> _TASK DIRECTIONS_
What lines of the listing below contain the word "likes"? Copy each of them out.

> _RECORDS SUPPLIED_

————————

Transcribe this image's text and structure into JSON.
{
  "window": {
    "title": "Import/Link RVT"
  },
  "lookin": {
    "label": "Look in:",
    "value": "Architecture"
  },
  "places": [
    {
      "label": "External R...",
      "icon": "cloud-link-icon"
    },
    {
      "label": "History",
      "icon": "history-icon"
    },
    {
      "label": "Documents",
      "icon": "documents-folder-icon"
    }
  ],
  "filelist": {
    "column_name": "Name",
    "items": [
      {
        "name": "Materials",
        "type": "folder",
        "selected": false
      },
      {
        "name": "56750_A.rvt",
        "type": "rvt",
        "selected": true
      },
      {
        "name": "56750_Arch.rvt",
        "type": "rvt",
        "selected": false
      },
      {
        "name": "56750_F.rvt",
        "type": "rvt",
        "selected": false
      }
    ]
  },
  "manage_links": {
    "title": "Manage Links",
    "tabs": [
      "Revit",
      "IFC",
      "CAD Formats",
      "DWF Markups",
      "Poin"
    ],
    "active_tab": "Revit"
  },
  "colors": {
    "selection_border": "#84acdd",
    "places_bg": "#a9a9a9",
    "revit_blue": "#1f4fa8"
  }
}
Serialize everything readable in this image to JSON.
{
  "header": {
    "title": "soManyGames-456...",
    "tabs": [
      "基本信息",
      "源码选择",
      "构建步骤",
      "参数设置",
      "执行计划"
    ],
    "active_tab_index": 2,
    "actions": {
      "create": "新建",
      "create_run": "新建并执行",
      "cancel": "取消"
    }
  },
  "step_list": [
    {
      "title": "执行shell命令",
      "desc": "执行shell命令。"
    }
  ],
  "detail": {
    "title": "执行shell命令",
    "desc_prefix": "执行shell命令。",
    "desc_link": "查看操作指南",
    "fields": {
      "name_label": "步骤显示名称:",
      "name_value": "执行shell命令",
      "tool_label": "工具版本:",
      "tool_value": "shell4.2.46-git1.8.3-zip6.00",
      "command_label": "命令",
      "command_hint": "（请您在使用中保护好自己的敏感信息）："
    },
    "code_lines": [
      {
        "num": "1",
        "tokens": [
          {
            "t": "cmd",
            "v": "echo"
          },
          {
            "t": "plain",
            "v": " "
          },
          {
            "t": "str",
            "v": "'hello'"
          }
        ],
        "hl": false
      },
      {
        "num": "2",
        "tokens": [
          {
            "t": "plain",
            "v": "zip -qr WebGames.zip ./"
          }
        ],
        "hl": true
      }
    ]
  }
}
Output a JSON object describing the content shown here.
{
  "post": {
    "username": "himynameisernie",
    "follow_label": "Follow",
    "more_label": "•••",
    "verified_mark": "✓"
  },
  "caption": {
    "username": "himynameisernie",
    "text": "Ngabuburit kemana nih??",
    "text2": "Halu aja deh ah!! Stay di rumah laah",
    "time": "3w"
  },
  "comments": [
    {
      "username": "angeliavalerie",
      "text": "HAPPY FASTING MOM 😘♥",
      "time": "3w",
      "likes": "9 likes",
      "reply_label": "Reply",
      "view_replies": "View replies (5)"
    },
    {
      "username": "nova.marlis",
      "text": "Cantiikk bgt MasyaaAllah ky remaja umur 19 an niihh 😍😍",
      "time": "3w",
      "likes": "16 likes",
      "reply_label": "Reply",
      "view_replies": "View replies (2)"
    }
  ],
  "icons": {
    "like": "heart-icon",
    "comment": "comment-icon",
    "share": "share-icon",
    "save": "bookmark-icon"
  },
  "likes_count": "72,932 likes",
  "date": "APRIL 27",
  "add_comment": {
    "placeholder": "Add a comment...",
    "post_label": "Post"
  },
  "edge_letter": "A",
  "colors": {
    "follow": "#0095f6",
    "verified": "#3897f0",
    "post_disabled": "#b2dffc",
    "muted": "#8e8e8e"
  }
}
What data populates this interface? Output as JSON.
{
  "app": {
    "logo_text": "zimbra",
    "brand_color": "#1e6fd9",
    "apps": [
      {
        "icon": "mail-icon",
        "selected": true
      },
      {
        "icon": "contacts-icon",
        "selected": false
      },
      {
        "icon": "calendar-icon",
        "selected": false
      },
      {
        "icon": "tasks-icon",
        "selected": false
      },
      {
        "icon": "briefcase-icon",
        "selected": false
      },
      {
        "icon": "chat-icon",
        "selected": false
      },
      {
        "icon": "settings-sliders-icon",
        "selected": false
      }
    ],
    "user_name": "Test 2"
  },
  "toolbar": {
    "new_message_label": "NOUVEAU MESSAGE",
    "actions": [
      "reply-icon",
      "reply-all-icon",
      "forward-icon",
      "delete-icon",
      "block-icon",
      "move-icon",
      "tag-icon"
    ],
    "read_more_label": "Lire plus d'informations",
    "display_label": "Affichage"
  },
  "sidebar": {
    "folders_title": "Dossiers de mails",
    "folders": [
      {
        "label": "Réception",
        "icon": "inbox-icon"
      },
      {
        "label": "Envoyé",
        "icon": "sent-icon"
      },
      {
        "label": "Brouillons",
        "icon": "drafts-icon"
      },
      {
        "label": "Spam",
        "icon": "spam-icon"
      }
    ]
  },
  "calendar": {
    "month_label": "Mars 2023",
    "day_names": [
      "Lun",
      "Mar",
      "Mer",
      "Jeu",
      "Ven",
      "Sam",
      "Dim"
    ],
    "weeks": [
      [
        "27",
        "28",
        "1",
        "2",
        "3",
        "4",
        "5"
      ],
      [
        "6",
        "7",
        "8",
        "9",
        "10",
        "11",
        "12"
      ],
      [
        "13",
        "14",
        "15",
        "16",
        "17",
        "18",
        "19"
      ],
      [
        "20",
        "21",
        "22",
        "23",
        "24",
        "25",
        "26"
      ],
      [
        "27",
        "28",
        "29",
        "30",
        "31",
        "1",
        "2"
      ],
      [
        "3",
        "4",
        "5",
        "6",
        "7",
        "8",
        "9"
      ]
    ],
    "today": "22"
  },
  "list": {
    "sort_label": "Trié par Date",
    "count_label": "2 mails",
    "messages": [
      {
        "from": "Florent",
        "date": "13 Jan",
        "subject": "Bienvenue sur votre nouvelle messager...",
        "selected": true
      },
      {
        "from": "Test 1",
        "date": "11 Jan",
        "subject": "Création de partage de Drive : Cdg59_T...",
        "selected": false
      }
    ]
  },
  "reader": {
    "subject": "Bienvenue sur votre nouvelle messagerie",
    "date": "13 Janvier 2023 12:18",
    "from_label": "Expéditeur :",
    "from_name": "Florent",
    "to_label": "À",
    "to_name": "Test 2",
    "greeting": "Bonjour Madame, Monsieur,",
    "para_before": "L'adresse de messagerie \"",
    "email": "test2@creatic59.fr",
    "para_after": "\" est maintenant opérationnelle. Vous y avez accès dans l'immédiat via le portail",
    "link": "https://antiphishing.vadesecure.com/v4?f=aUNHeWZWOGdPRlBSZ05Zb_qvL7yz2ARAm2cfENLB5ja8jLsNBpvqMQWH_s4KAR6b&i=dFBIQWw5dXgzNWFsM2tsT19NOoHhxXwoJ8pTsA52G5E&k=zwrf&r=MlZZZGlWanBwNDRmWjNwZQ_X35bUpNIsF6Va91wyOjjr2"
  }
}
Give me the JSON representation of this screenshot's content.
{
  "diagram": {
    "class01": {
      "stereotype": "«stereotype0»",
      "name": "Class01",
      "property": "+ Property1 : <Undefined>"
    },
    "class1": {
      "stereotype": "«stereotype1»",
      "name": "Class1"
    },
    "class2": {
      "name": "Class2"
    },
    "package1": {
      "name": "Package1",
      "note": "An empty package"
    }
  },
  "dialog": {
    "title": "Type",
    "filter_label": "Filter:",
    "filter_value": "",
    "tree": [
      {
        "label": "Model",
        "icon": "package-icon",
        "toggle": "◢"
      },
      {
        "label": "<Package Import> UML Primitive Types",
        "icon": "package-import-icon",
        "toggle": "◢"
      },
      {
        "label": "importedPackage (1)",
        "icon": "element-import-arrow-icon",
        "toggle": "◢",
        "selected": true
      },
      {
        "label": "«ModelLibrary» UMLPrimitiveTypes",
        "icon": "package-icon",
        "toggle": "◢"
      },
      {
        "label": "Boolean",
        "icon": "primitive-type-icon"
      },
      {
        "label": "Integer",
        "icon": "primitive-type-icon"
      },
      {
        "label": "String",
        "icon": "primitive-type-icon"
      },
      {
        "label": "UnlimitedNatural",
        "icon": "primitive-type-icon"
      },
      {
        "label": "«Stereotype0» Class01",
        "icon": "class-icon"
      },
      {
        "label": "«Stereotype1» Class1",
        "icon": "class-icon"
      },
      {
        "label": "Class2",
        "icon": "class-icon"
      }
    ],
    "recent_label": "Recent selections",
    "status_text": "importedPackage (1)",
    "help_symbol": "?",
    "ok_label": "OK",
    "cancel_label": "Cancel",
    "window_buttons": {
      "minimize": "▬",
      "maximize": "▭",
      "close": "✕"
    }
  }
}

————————

> _SOLUTION FOR THIS EXERCISE_
      "likes": "9 likes",
      "likes": "16 likes",
  "likes_count": "72,932 likes",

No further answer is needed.